The safest and most sensible strategy to combat climate change consists of two parts. The first is to make the transition from carbon-based to carbon-free energy. Second, we should restore and protect the natural ecosystems that store carbon and provide fringe benefits that include water savings, flood protection, wildlife habitat, food security and many other services.
Leading the opposition to the clean water rule are Republican congressional lawmakers and conservative think tanks such as the Federalist Society. In deploring Washington's increased protection of freshwater resources, critics ignore the U.S. Government Accountability Office's recent survey of state water managers.

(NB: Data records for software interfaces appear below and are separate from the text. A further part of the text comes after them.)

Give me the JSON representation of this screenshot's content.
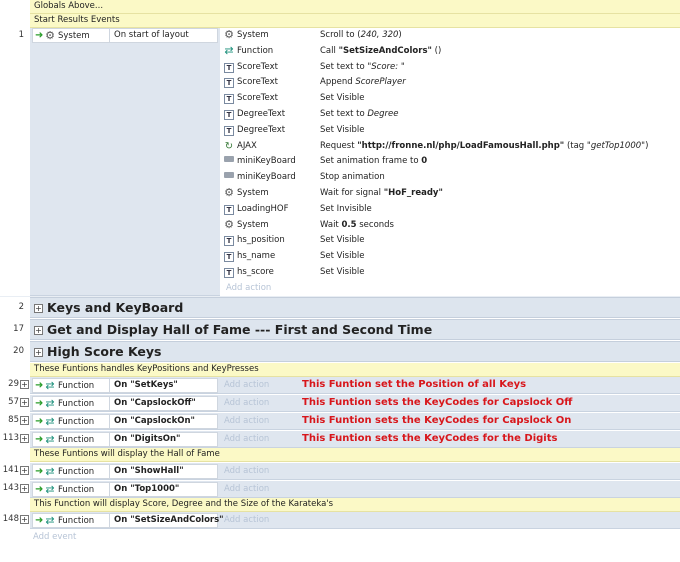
{
  "top": {
    "globals": "Globals Above...",
    "start_comment": "Start Results Events"
  },
  "event1": {
    "num": "1",
    "cond_obj": "System",
    "cond_txt": "On start of layout",
    "actions": [
      {
        "obj": "System",
        "icon": "gear-icon",
        "parts": [
          "Scroll to (",
          {
            "i": "240, 320"
          },
          ")"
        ]
      },
      {
        "obj": "Function",
        "icon": "function-icon",
        "parts": [
          "Call ",
          {
            "b": "\"SetSizeAndColors\""
          },
          " ()"
        ]
      },
      {
        "obj": "ScoreText",
        "icon": "text-icon",
        "parts": [
          "Set text to ",
          {
            "i": "\"Score: \""
          }
        ]
      },
      {
        "obj": "ScoreText",
        "icon": "text-icon",
        "parts": [
          "Append ",
          {
            "i": "ScorePlayer"
          }
        ]
      },
      {
        "obj": "ScoreText",
        "icon": "text-icon",
        "parts": [
          "Set Visible"
        ]
      },
      {
        "obj": "DegreeText",
        "icon": "text-icon",
        "parts": [
          "Set text to ",
          {
            "i": "Degree"
          }
        ]
      },
      {
        "obj": "DegreeText",
        "icon": "text-icon",
        "parts": [
          "Set Visible"
        ]
      },
      {
        "obj": "AJAX",
        "icon": "ajax-icon",
        "parts": [
          "Request ",
          {
            "b": "\"http://fronne.nl/php/LoadFamousHall.php\""
          },
          " (tag ",
          {
            "i": "\"getTop1000\""
          },
          ")"
        ]
      },
      {
        "obj": "miniKeyBoard",
        "icon": "keyboard-icon",
        "parts": [
          "Set animation frame to ",
          {
            "b": "0"
          }
        ]
      },
      {
        "obj": "miniKeyBoard",
        "icon": "keyboard-icon",
        "parts": [
          "Stop animation"
        ]
      },
      {
        "obj": "System",
        "icon": "gear-icon",
        "parts": [
          "Wait for signal ",
          {
            "b": "\"HoF_ready\""
          }
        ]
      },
      {
        "obj": "LoadingHOF",
        "icon": "text-icon",
        "parts": [
          "Set Invisible"
        ]
      },
      {
        "obj": "System",
        "icon": "gear-icon",
        "parts": [
          "Wait ",
          {
            "b": "0.5"
          },
          " seconds"
        ]
      },
      {
        "obj": "hs_position",
        "icon": "text-icon",
        "parts": [
          "Set Visible"
        ]
      },
      {
        "obj": "hs_name",
        "icon": "text-icon",
        "parts": [
          "Set Visible"
        ]
      },
      {
        "obj": "hs_score",
        "icon": "text-icon",
        "parts": [
          "Set Visible"
        ]
      }
    ],
    "add_action": "Add action"
  },
  "groups": [
    {
      "num": "2",
      "title": "Keys and KeyBoard"
    },
    {
      "num": "17",
      "title": "Get and Display Hall of Fame --- First and Second Time"
    },
    {
      "num": "20",
      "title": "High Score Keys"
    }
  ],
  "comment_keys": "These Funtions handles KeyPositions and KeyPresses",
  "key_events": [
    {
      "num": "29",
      "obj": "Function",
      "cond": "On \"SetKeys\"",
      "note": "This Funtion set the Position of all Keys"
    },
    {
      "num": "57",
      "obj": "Function",
      "cond": "On \"CapslockOff\"",
      "note": "This Funtion sets the KeyCodes for Capslock Off"
    },
    {
      "num": "85",
      "obj": "Function",
      "cond": "On \"CapslockOn\"",
      "note": "This Funtion sets the KeyCodes for Capslock On"
    },
    {
      "num": "113",
      "obj": "Function",
      "cond": "On \"DigitsOn\"",
      "note": "This Funtion sets the KeyCodes for the Digits"
    }
  ],
  "comment_hall": "These Funtions will display the Hall of Fame",
  "hall_events": [
    {
      "num": "141",
      "obj": "Function",
      "cond": "On \"ShowHall\""
    },
    {
      "num": "143",
      "obj": "Function",
      "cond": "On \"Top1000\""
    }
  ],
  "comment_size": "This Function will display Score, Degree and the Size of the Karateka's",
  "size_event": {
    "num": "148",
    "obj": "Function",
    "cond": "On \"SetSizeAndColors\""
  },
  "add_event": "Add event",
  "add_action": "Add action",
  "colors": {
    "note_red": "#d8161b",
    "comment_bg": "#fbf9c6",
    "event_bg": "#dfe6ef"
  }
}
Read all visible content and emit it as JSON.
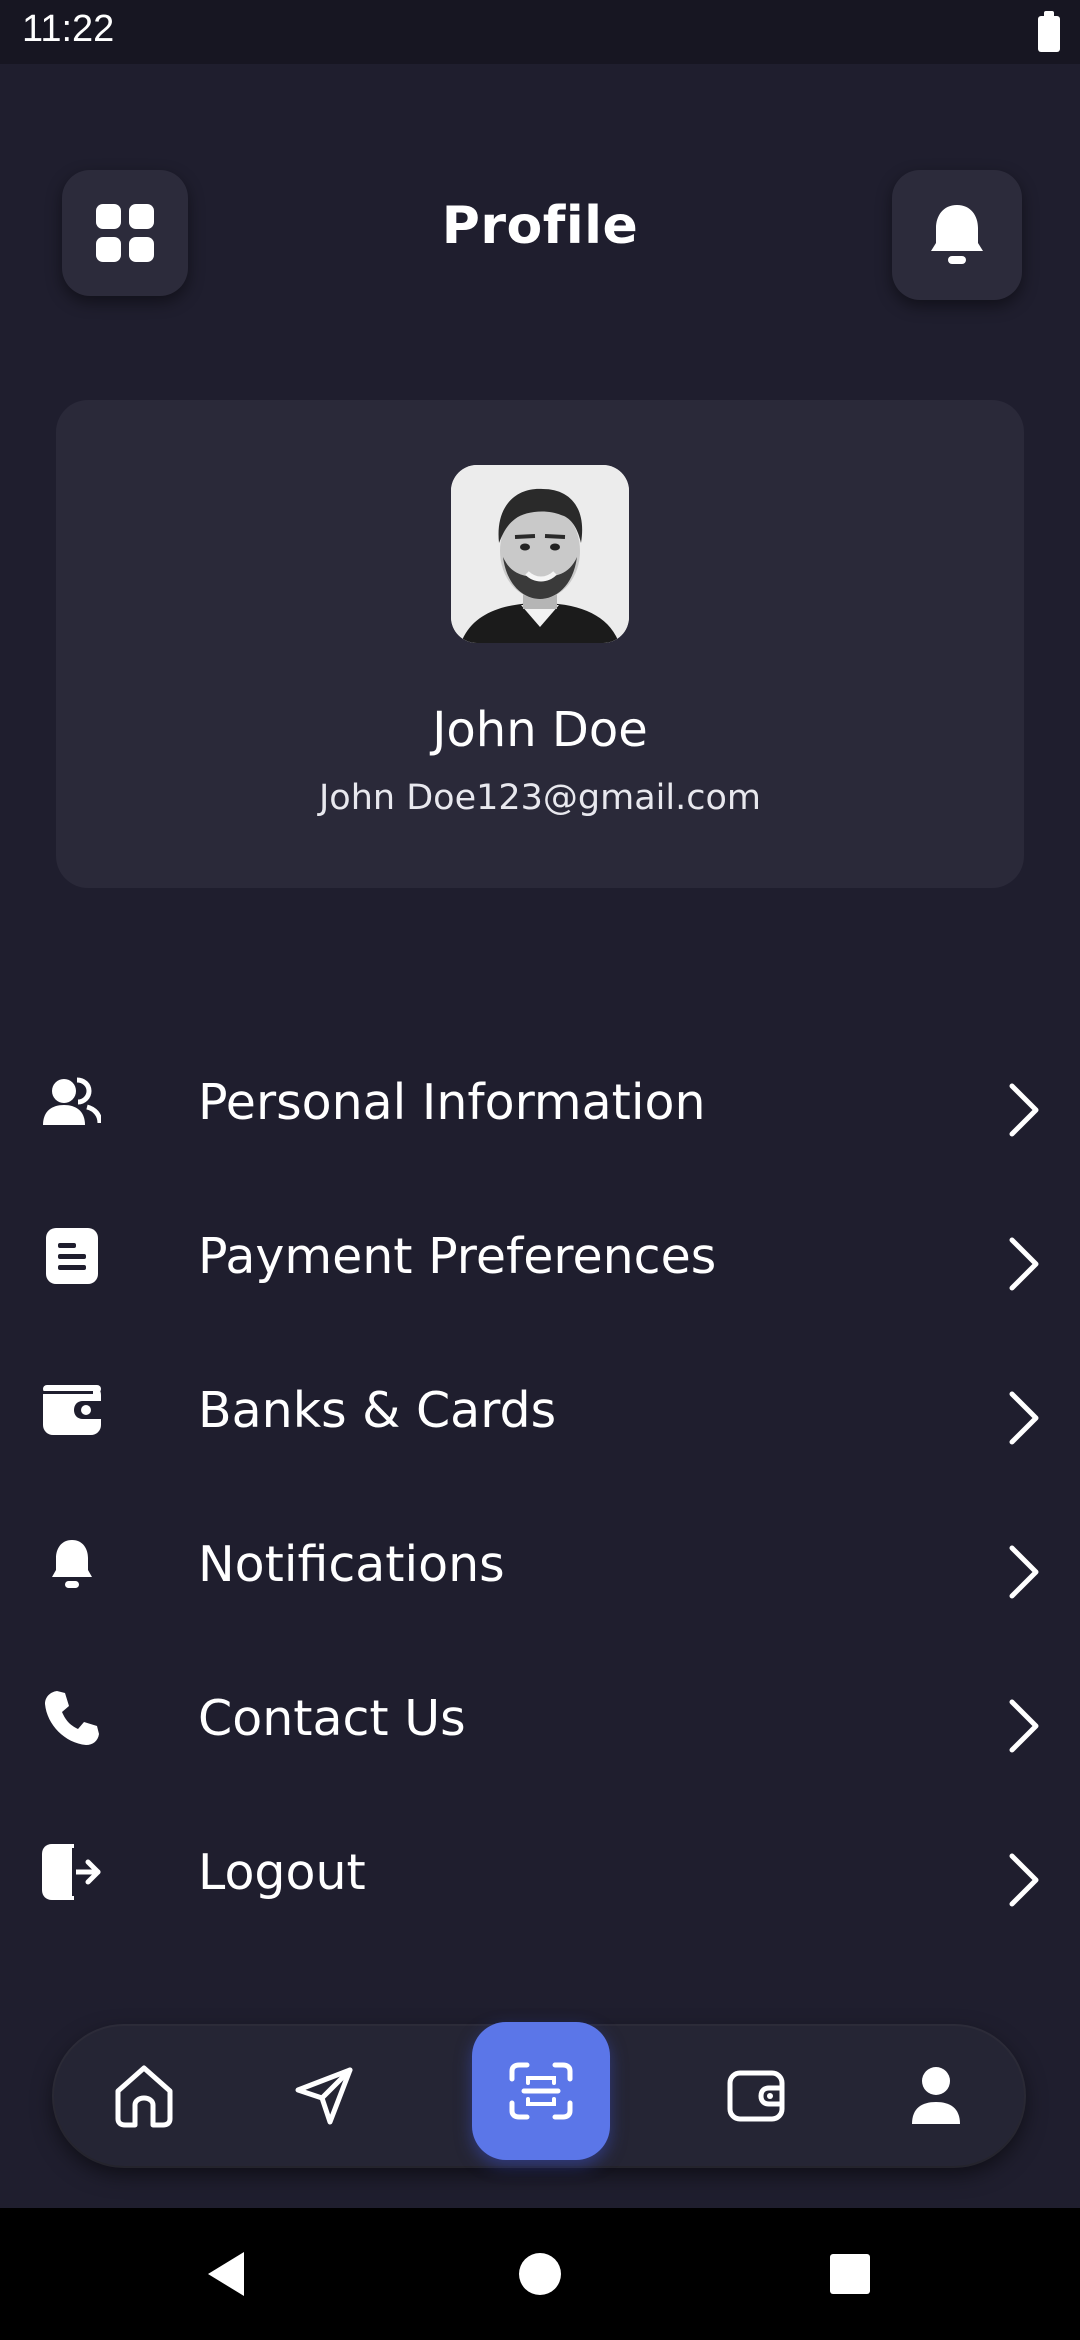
{
  "status_bar": {
    "time": "11:22"
  },
  "header": {
    "title": "Profile",
    "menu_icon": "grid-icon",
    "notification_icon": "bell-icon"
  },
  "profile": {
    "name": "John Doe",
    "email": "John Doe123@gmail.com"
  },
  "menu": [
    {
      "label": "Personal Information",
      "icon": "users-icon"
    },
    {
      "label": "Payment Preferences",
      "icon": "document-icon"
    },
    {
      "label": "Banks & Cards",
      "icon": "wallet-icon"
    },
    {
      "label": "Notifications",
      "icon": "bell-icon"
    },
    {
      "label": "Contact Us",
      "icon": "phone-icon"
    },
    {
      "label": "Logout",
      "icon": "logout-icon"
    }
  ],
  "bottom_nav": {
    "items": [
      "home-icon",
      "send-icon",
      "scan-icon",
      "wallet-icon",
      "user-icon"
    ],
    "active": "scan-icon"
  },
  "colors": {
    "background": "#1f1e2e",
    "card": "#2a2939",
    "accent": "#5b76e8",
    "text": "#ffffff"
  }
}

Floods and droughts in many parts of the world are getting ever more frequent and intense. Scientists have long warned that a changing climate is making such weather events more extreme. What is often neglected in the public debate is that the impacts of climate change on flood and drought disasters are exacerbated by environmental destruction.